How do you get dat to use the git copy of hyperdrive? Just delete the npm copy!
rm -rf ~/code/node_modules/dat/node_modules/hyperdrive
Now when you run dat, and it tries to
require('hyperdrive') it first looks in its own
node_modules folder at
~/code/node_modules/dat/node_modules but doesnt find hyperdrive. So it goes up to
~/code/node_modules and finds
hyperdrive there and uses that one, your git copy.
If you want to switch back to an npm copy, just run
npm install inside
~/code/node_modules/dat/ and npm will download any missing modules into
~/code/node_modules/dat/node_modules but wont touch anything in

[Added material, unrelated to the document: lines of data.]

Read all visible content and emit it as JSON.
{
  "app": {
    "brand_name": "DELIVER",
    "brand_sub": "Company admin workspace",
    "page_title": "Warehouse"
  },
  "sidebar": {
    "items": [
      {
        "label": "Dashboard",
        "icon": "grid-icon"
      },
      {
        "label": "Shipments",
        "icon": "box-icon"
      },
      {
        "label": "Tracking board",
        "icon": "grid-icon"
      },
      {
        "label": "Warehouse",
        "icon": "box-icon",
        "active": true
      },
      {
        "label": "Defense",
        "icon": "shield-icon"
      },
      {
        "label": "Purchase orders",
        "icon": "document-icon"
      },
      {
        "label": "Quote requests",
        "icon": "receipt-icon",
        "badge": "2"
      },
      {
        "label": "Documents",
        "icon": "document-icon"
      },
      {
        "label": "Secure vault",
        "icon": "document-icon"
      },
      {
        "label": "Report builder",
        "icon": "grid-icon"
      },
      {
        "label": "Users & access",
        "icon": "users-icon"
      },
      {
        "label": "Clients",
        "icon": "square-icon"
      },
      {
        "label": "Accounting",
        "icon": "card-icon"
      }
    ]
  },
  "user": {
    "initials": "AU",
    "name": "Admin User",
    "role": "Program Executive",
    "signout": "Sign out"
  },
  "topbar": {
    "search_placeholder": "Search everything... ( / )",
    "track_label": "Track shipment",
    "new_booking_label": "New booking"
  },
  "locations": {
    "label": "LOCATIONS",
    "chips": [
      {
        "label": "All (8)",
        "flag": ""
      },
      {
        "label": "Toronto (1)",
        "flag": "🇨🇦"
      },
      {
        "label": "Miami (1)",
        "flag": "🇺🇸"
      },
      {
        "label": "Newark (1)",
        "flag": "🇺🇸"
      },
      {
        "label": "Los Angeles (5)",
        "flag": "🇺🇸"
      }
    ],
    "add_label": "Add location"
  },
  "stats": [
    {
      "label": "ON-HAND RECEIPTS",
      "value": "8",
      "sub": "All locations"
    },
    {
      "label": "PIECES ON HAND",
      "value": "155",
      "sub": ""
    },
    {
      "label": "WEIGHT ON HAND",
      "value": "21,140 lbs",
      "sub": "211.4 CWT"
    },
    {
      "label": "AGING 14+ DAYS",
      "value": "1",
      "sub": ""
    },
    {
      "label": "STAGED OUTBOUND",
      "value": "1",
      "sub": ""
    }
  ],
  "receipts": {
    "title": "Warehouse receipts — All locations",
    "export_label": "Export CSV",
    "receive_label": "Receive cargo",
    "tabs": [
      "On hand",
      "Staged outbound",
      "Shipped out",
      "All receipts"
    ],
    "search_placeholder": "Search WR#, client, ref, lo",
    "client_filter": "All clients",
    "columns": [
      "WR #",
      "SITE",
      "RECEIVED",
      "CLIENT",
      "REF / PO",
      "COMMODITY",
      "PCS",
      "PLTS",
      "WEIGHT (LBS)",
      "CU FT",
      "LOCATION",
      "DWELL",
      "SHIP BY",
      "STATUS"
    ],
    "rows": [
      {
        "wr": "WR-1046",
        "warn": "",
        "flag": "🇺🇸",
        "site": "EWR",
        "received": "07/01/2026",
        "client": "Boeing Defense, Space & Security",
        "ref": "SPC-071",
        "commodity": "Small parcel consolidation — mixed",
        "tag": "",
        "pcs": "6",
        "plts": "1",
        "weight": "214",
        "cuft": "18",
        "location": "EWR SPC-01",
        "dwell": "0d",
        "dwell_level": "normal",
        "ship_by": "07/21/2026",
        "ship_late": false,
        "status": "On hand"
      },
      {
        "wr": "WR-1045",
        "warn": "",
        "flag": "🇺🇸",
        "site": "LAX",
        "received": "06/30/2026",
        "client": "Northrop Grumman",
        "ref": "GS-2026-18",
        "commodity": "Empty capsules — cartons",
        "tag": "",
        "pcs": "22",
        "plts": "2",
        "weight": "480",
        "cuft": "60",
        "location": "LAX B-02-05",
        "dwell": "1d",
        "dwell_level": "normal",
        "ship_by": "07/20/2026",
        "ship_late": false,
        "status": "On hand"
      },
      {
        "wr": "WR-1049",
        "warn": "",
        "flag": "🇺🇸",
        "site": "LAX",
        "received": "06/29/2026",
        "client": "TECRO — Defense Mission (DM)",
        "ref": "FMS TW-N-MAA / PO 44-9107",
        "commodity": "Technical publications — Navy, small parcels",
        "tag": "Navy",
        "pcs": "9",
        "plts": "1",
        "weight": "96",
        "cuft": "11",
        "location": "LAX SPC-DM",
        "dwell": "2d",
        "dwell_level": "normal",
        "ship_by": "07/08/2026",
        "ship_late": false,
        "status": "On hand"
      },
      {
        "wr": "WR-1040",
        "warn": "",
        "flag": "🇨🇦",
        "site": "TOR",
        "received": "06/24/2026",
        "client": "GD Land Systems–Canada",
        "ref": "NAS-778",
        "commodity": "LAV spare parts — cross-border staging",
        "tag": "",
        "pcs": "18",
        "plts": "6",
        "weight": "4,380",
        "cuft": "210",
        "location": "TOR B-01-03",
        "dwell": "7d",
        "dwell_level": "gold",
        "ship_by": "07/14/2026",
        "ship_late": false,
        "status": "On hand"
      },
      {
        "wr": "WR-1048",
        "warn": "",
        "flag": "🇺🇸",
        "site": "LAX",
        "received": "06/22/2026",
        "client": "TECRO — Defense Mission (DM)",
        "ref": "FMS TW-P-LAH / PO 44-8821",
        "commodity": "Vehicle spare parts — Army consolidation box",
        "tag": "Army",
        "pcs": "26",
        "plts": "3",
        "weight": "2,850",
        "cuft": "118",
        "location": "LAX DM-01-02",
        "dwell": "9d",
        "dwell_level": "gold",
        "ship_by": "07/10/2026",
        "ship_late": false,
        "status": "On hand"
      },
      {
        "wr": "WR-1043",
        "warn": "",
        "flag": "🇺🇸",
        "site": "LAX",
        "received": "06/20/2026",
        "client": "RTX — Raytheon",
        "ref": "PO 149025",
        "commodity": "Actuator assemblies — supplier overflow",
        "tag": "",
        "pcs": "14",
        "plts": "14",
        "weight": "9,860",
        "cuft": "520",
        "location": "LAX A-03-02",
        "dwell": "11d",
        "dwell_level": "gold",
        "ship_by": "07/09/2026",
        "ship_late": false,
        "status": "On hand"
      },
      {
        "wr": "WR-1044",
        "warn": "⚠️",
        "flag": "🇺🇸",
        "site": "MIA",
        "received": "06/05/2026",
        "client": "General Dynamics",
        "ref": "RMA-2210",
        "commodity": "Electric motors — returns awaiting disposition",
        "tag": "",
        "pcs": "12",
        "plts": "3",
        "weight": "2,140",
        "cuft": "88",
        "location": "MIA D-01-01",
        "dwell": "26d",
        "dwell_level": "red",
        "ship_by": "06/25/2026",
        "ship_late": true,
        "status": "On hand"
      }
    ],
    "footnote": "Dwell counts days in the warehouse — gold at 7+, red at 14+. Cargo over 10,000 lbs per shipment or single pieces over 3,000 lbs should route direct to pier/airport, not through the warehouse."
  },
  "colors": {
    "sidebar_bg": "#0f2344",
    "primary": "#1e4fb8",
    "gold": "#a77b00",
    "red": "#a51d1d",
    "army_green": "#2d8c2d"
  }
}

This might seem a bit complicated at first, but is simple once you get the hang of it. Here are some rules to help you get started:
- Never make any meaningful edits to code inside an "npm-managed" node_modules folder (such as
~/code/node_modules/dat/node_modules), because when you run
npm installinside those folders it could inadvertently delete all of your edits when installing an updated copy of a module. This has happened to me many times, so I just always use my git copy and delete the npm copy (as described above) to make edits to a module.
- You should never need to run any npm commands in terminal when at your "manually managed"" node_modules folder at
~/code/node_modules. Never running npm commands at that folder also prevents npm from accidentally erasing your git copies of modules
- The location of your "manually managed" node_modules folder should be somewhere isolated from your normal require path. E.g. if you put it at
~/node_modules, then when you run
npm install datat
~/Desktopnpm might decide to erase your git copy of dat at
~/node_modules/datand replace it with a copy from npm, which could make you lose work. Putting your manually managed
node_modulesfolder in a sub-folder like
~/codegets it "out of the way" and prevents accidents like that from happening.